While sugar manufacturers are struggling to minimize the loss in sugar volumes resulting from reduced usage by end users, sweeteners have a unique opportunity to emerge as the most suitable alternative to sugars due to their high sweetness parity at a much lower volume usage per serving.
Sugar Alternatives: The New Sweet Spot
Alternatives to sugar and sweeteners are not a recent phenomenon. Attempts to create substitutes for sugar began way back in the 1800s, with substances such as Saccharine, Stevia etc. The main technological objective of sugar alternatives is to cut down on calories while retaining sensorial similarity to natural sugar. Historically, any advancement in the Sugar Alternative Technology spectrum is followed by a Regulatory Halt (based on safety), followed by Clearance (based on Industrial Leverage).
Besides natural sweeteners, synthetic sweeteners are getting popular due to:
- High sweetness values (compared to sucrose)
- Versatility of use across multiple end-use products
- Price per sweetness (compared to traditional sugars) makes most sweeteners more cost-effective compared to traditional sugars
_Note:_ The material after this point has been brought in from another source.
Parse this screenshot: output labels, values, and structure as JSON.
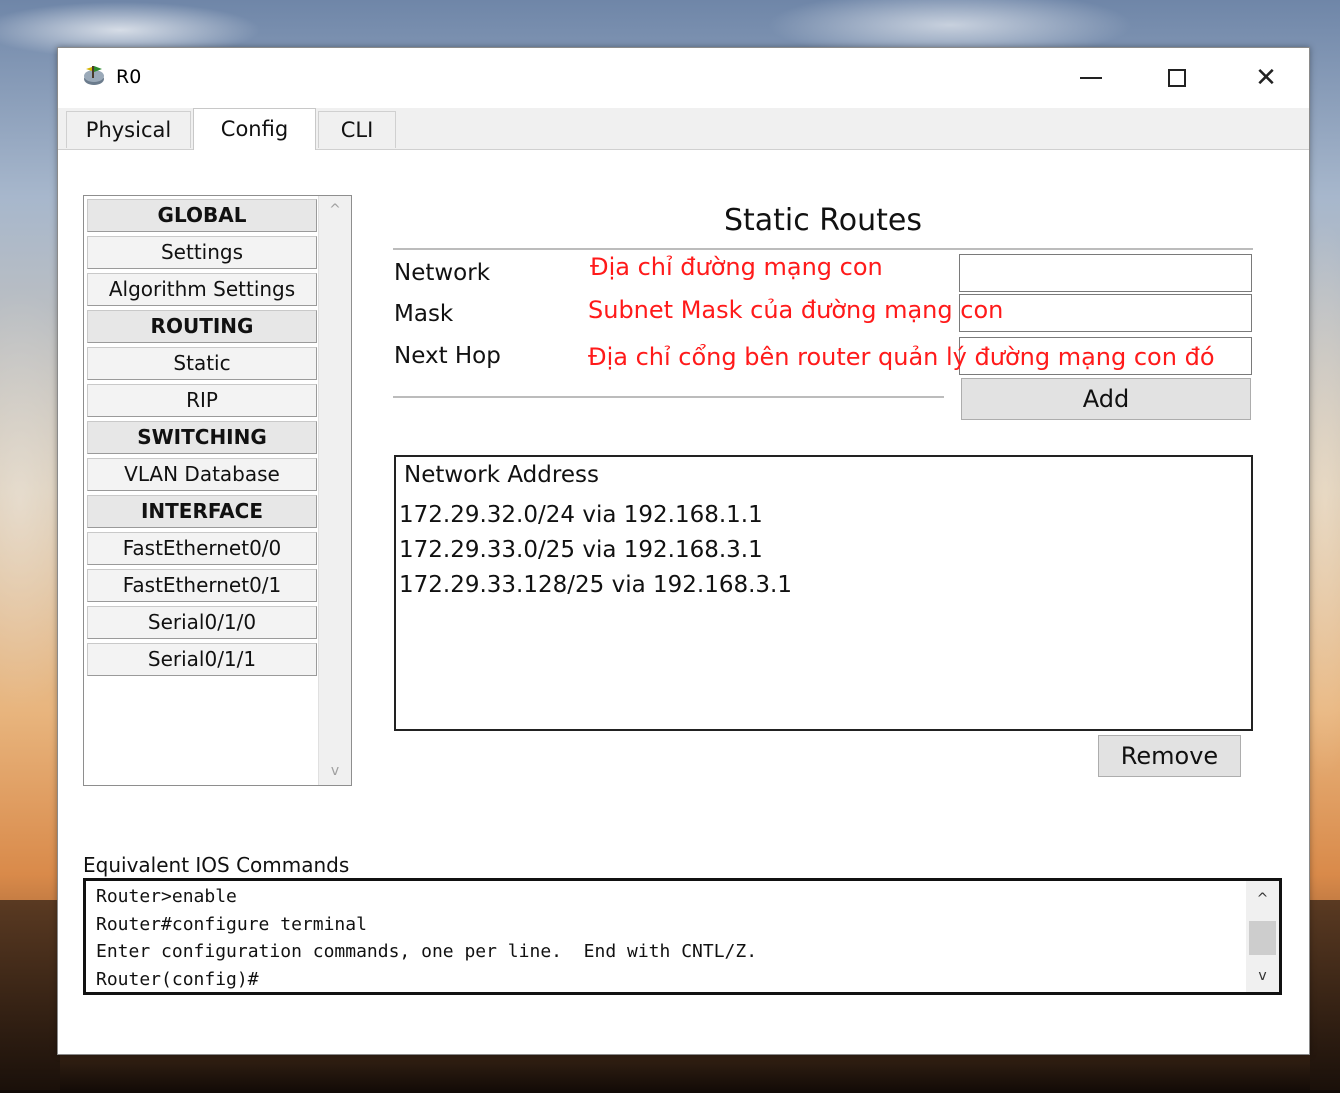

While mass produced sweeteners mentioned above are gaining popularity with a wide range of users, global manufacturers such as Nestlé and Cadbury (Mondelez) have also completed their own R&D and innovation on sweeteners, and have managed to reduce the sugar content by up to 30 percent in sugar critical categories such as chocolates and confectionaries.
Examples of such innovation include Nestlé’s Milkybar Wowsomes with 30 percent less sugar (13) and Cadbury’s Dairy Milk 30 percent less sugar variant (14). In the beverage industry, Coca Cola launched its patented Stevia sweetened No Sugar variant in New Zealand.
Sugar Alternatives: Challenges and Current Developments
Despite global examples and success stories of sugar replacement by sweeteners, the wide scale adoption of sweeteners is limited due to challenges.
Sugars vs. Sweeteners: The Road Ahead
In conclusion, with the global movement against sugar to label it as a major health liability similar to tobacco, the pressure on sugar consumption will continue to increase as WHO on-boards and mandates more and more countries to align its efforts in reducing sugar consumption.
The sugar industry is by no means expected to allow these changes without a pushback. Major sugar manufacturers in the taxed countries have already started efforts to highlight the ill-effects of sugar tax on economy and employment, while approaching end users to advocate the technical benefits that sugar provides in the form of structural stability and ease of formulation.
Manufacturers, however, are forced to operate based on consumer sentiment and regulatory conditions and global manufacturers like Nestlé, Cadbury (Mondelez), Coca Cola, PepsiCo have already started converting their portfolios to factor in a larger share of “Sugar Free” and “Without Added Sugar” products.
This is expected to usher in a new wave of products into the market which are going to utilize less and less sugar, and will join the global market wave of health and wellness foods becoming a part of the mainstream food market. It is advisable for any sweetened product manufacturer to pre-empt these changes before they are mandated and start their efforts to make their product portfolio future-ready on a proactive basis rather than on reactive basis.
Consultant, Visionary Science Practice
Frost & Sullivan